But the neuroanatomist’s research doesn’t end in the laboratory: “For me, working with clinical practitioners is immensely important,” Bräuer stresses. Together with Prof. Dr. Stefan Teipel of the German Center for Neurodegenerative Diseases (DZNE) in Rostock she is investigating whether it may be possible to detect certain degenerative processes or inflammation in the brain on the basis of the presence of phospholipids in a patient’s blood, for example. These molecules could potentially help to diagnose diseases like Alzheimer’s at an early stage. This is because whenever something in the brain degenerates, or in other words is destroyed, the lipid membranes are also destroyed. The researchers hope to track down the fragments of these membranes.
Digitising teaching is an important task for the future
One aspect Bräuer values about her work at the University’s medical faculty is the freedom to develop new research focuses. She wants to work with the neurologists to gain a better understanding of the underlying cellular processes in chronic diseases like multiple sclerosis. And she is pursuing yet another idea with colleagues from the natural sciences faculty. Physical chemists there are developing a 3D printer which they hope will be able to print live cells – a distant goal that will require close collaboration between physicians, chemists, psychologists, computer scientists and engineers, the researcher notes.

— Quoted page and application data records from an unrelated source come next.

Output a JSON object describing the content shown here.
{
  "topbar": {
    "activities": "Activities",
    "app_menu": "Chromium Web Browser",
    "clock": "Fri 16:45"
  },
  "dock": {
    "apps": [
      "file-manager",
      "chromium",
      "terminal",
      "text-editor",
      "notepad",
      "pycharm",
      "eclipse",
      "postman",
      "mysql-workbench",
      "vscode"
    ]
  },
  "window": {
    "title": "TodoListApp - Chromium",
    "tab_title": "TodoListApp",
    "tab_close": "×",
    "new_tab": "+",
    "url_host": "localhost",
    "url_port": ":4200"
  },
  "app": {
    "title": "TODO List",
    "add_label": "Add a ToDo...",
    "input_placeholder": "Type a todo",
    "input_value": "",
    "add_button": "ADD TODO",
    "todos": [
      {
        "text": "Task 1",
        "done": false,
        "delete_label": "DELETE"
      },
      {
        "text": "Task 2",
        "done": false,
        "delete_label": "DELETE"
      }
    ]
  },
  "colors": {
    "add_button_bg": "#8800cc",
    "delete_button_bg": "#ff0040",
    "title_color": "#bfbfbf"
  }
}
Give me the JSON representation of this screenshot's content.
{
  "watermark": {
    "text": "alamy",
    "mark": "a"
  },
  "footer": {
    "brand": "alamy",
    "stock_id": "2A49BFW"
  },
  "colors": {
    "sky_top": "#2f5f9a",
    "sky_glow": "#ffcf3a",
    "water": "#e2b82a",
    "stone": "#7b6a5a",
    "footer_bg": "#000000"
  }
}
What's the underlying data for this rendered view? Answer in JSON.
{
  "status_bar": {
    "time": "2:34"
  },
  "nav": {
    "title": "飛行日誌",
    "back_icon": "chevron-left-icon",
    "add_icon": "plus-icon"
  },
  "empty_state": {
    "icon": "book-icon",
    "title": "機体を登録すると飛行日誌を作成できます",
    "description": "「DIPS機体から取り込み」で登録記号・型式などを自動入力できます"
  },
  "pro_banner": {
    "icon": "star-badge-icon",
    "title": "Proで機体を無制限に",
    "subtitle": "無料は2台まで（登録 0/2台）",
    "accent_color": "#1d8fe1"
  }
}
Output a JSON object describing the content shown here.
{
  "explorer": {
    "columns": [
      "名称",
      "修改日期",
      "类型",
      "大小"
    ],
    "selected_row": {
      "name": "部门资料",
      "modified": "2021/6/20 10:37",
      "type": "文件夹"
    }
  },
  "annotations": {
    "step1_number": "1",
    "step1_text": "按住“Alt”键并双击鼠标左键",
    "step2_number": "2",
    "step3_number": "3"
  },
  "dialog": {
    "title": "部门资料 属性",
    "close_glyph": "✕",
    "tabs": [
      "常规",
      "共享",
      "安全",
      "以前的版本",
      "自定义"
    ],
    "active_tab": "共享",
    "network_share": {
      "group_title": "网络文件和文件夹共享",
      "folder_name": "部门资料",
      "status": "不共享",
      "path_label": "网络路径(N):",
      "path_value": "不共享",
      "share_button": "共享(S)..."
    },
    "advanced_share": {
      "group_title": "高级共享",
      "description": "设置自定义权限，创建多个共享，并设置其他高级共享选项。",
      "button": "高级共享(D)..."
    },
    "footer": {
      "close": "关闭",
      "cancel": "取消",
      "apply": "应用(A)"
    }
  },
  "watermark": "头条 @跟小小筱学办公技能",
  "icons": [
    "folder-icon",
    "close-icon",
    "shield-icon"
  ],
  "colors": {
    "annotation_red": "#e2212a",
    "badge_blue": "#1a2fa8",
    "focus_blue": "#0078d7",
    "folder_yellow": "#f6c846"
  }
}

Bräuer is also an enthusiastic lecturer and is passionate about teaching: “When I stand in front of the students I can explain how fascinating the brain and the entire human body is – how it develops and has the potential to defend itself against stress or diseases.” Bräuer sees the digitalisation of teaching as an important task for the future. She believes that although digital dissection labs or operating theatres cannot replace classic anatomy training, they can be a useful supplement – for instance in training paediatricians. For this reason Bräuer and her colleague Prof. Dr. Janniko Georgiadis of the University Medical Center Groningen are planning to set up an Anatomy and Surgical Academy. Their goal is to establish a European training centre where physicians can practice surgical operations on donated body parts in the traditional way, but also using the latest 3D technologies such as augmented and virtual Reality.